In the next podcast, Maddow reveals the plans of Father Charles E. Coughlin’s Christian Front to create a militia armed with military-grade machine guns to overthrow the government and bomb Jewish and “communist” businesses. Eighteen members were arrested in January 1940, but again the Justice Department bungled the case so that 9 of 13 defendants were acquitted and a mistrial declared for the rest. It would take the government four more years to put together another case against the Christian Front. The trial opened in April 1944 with sheer pandemonium in the Court, what with initially 30 accused and 22 separate defense teams all screaming at once. But that prosecution, too, would explode. But I get ahead of Rachel.
While episode 3 begins with a terrible act of right-wing sabotage at a Hercules Powder Plant in Kenvil, N.J. on 12 September 1942, killing 52 and injuring 125, and destroying 30 buildings, it mostly concerns the efforts of a private citizen, Leon Lewis. An L.A.-based Jewish lawyer, Lewis in 1933 began documenting subversive activities by American white nationalist groups in Los Angeles, like William Dudley Pelley’s Silver Shirts (Silver Legion of America). When he went to the law, the L.A. Police sat on their hands, stating they saw no threat. On 12 November 1942, three more munitions factories were blown up, killing 16 more people, but no one was ever arrested in the aftermath of either act, even though the FBI had evidence of involvement by pro-Nazi groups.

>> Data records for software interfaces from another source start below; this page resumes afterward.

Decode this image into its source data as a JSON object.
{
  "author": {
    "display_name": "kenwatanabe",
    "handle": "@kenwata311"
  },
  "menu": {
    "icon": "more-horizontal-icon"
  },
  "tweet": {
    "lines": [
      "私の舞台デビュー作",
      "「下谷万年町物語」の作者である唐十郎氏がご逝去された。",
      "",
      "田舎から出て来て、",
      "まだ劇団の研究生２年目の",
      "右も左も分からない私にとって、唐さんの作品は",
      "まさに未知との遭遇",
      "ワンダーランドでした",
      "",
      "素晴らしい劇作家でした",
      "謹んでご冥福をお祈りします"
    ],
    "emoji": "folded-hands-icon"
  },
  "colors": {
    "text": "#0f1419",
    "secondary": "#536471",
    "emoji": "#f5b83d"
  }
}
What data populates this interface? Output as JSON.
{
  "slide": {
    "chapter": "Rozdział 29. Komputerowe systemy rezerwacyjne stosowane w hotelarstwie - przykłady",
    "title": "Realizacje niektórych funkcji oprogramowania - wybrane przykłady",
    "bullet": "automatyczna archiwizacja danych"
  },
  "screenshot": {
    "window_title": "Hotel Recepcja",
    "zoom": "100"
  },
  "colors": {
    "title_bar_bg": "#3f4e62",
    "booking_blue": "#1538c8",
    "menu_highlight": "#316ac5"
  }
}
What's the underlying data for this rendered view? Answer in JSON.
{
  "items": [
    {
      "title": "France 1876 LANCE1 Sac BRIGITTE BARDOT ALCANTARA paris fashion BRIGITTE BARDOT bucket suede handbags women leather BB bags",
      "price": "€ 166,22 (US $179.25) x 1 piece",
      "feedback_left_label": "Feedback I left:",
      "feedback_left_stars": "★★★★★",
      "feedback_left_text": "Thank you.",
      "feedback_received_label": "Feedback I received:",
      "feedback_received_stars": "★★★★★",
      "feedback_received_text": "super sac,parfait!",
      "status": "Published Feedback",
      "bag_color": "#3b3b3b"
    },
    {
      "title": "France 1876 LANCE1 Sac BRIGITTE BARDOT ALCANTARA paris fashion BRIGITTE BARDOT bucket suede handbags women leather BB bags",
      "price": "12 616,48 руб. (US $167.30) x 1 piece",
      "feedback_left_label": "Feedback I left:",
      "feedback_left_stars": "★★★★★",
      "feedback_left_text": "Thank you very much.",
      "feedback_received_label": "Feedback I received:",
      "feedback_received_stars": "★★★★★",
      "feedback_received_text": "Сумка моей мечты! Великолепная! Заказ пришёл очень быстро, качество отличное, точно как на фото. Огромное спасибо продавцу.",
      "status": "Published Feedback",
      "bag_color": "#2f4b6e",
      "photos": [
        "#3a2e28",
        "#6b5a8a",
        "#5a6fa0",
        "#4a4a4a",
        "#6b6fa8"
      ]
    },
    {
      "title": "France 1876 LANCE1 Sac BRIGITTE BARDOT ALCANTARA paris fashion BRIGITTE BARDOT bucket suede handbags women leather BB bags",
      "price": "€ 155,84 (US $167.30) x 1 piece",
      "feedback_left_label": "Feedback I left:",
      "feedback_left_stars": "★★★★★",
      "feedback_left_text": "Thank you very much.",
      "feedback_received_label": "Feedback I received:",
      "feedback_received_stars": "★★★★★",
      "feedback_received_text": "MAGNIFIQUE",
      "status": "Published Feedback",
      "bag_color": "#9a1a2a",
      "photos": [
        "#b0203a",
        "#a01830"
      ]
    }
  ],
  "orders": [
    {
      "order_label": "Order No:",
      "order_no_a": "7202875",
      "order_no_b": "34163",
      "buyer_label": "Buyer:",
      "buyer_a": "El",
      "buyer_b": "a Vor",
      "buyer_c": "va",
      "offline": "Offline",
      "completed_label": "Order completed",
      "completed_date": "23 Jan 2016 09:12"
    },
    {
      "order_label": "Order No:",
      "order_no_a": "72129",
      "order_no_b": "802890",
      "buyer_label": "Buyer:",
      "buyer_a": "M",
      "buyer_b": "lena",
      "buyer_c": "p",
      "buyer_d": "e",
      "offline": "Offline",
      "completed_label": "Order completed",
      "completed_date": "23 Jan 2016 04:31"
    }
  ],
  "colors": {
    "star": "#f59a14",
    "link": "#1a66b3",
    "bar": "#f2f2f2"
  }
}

Episode 4 takes up the story of Ernest Lundeen again, showing the way Lundeen and numerous other members of Congress supported the Nazi cause by forming the America First Committee. Nazi agent George Sylvester Viereck actually paid dozens of members of Congress to send millions of pieces of Nazi Propaganda, printed and paid with taxpayer dollars, through Congress’s free mail service. While the Justice Department named a special prosecutor, William Power Maloney, to investigate Viereck and members of Congress, including Rep. Hamilton Fish (NY) who had willingly misappropriated government funds for Nazi propaganda but Burton K. Wheeler and other America First’ers used their influence to get Maloney fired and shut down the investigation after a grand jury had convened.
But Justice did not close down the investigation, it hired a new special prosecutor, John Rogge who widened the investigation, and gave it focus, indicting the Christian Front insurrectionists for sedition (although Congressmen were spared); they had conspired to overthrow the government by undermining the armed forces in time of war. That four-year prosecution ended in a mistrial when the trial’s verbal violence literally may have killed the judge.
Maybe in future episodes, Rachel Maddow will reveal why the U.S. government has consistently failed prosecutions of right-wing terrorists, but been so successful at prosecuting leftists? Hopefully, she will also reveal why the present crop of seditious Trump insurrectionists in Congress have avoided prosecution or even real scrutiny.